Oxygen and carbon dioxide
The previous section discussed the principles of respiration. Respiration follows the equation:
Carbohydrates + O2 ► CO2 + H2O + Energy
As products respire they use O2 and release CO2.
This suggests that reducing the concentration of O2 and/or increasing the concentration of CO2 can inhibit respiration and extend storage life. While this can be true, O2 often needs to be reduced to quite low concentrations before respiration is greatly inhibited. The figure below shows a typical relationship between respiration rate (CO2 production) and the O2 concentration. Respiration is not significantly inhibited until oxygen falls below 5%.
Responses to altered atmospheres vary widely between different vegetables. In many cases respiration may be less affected than other factors that impact on storage life. Potential effects include:
- Reduced production of ethylene.
- Reduced sensitivity to ethylene, effectively slowing down colour change and ripening in fruit and vegetables.
- Improved retention of green colour due to reduced breakdown of chlorophyll.
- Reduced softening due to retention of the pectins that hold cell walls together.
- Less breakdown due to rots and diseases; growth of some fungal diseases is reduced when CO2 is 10% or more.
Altering the atmosphere around products can also have negative effects. If O2 falls too low then products can turn anaerobic. Anaerobic respiration induces undesirable changes in texture and flavour. It also results in storage reserves (sugars and carbohydrates) being used up many times faster than during normal aerobic respiration. Depletion of reserves can affect flavour and reduce storage life.

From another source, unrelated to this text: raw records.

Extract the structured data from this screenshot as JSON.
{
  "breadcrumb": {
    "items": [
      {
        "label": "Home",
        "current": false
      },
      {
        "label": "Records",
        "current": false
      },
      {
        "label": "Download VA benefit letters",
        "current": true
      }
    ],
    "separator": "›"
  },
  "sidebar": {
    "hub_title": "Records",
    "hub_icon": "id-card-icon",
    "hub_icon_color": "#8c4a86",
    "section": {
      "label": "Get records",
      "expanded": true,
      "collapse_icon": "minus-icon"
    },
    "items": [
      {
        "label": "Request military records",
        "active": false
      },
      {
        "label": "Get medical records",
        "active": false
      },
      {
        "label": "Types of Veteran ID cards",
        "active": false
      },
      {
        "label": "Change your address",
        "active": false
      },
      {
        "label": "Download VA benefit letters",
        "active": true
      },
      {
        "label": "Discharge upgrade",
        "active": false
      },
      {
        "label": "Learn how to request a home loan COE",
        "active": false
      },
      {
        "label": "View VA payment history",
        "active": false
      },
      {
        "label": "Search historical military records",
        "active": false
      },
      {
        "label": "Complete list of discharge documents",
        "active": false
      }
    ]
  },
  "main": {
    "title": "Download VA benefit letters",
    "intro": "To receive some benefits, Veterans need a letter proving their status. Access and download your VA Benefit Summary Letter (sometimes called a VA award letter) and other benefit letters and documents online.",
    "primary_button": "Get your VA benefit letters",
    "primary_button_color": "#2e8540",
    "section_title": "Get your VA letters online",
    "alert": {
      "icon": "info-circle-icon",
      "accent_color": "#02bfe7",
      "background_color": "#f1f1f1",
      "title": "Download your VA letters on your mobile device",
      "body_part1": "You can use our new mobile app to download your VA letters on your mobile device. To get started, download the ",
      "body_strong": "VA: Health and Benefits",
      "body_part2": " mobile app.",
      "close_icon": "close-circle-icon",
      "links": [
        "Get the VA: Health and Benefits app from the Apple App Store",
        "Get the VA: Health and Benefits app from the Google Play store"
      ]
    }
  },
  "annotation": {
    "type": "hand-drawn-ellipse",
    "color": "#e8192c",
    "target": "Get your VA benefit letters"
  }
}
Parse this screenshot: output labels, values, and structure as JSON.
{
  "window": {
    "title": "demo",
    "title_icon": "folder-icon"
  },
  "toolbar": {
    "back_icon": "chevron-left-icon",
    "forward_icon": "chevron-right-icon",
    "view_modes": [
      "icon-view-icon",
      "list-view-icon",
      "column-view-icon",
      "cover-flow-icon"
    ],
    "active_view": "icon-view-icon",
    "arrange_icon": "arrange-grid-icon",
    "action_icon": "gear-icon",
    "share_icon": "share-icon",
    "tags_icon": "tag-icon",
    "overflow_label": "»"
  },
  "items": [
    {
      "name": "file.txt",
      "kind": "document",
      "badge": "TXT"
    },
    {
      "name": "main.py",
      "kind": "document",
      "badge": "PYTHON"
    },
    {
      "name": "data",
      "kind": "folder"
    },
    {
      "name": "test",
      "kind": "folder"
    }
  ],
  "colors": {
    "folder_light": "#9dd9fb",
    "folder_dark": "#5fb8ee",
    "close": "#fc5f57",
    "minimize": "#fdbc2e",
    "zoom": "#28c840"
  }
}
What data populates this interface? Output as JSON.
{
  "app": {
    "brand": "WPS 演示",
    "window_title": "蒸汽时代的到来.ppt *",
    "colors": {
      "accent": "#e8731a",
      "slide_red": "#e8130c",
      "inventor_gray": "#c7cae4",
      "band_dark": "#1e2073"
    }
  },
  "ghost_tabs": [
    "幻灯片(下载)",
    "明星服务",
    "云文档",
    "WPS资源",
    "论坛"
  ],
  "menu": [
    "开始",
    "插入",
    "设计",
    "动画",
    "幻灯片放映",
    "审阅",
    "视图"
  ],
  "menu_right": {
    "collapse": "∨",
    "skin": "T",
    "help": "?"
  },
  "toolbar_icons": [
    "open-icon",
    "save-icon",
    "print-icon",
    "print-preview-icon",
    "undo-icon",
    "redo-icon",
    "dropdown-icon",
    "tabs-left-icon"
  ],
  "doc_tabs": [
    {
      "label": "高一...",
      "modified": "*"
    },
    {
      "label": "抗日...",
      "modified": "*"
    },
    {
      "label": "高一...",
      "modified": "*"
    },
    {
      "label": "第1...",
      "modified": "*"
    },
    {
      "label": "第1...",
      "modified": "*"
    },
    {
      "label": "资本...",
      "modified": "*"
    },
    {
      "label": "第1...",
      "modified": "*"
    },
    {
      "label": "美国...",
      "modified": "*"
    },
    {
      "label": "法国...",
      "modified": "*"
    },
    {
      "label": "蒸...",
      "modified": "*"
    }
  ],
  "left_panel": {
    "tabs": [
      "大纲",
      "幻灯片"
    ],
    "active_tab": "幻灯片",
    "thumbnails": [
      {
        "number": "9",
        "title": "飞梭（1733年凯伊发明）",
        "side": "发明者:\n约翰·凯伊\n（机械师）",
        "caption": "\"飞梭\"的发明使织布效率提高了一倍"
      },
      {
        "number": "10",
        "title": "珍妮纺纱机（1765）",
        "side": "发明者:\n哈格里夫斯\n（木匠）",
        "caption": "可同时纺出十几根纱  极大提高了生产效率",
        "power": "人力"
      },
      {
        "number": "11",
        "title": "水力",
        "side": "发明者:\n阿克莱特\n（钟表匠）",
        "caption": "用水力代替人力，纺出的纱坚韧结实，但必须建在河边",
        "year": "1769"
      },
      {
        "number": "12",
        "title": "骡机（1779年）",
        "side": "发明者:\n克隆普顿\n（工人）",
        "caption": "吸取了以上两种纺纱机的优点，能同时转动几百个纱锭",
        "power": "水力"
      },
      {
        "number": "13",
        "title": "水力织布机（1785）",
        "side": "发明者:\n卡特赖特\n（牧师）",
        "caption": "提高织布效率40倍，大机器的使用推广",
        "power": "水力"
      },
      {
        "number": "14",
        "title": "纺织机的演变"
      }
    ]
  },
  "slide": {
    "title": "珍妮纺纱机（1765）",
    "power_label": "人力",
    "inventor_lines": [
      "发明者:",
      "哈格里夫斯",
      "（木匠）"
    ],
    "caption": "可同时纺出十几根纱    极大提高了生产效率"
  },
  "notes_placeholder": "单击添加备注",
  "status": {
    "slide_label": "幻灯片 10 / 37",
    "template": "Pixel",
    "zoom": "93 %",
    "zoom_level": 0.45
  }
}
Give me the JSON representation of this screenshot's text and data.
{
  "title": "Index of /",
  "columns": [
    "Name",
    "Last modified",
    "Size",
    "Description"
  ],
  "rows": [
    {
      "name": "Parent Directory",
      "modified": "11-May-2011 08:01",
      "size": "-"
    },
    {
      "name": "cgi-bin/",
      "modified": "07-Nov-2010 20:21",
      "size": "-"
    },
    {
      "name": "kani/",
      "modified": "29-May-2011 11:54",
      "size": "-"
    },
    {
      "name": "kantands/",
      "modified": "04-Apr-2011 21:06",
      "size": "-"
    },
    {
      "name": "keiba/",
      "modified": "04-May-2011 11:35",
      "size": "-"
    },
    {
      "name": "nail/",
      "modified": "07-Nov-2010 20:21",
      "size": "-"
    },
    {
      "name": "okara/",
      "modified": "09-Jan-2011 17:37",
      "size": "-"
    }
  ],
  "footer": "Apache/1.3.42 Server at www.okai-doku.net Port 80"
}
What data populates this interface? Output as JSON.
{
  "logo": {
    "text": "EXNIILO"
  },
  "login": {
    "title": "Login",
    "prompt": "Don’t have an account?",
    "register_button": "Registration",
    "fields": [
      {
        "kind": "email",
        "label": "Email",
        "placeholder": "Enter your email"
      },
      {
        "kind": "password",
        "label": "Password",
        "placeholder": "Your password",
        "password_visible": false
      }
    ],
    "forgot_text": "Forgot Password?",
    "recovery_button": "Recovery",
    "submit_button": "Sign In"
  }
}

Anaerobic conditions can also allow the growth of some human pathogenic bacteria. These may not spoil the product, but pose a significant danger to human health.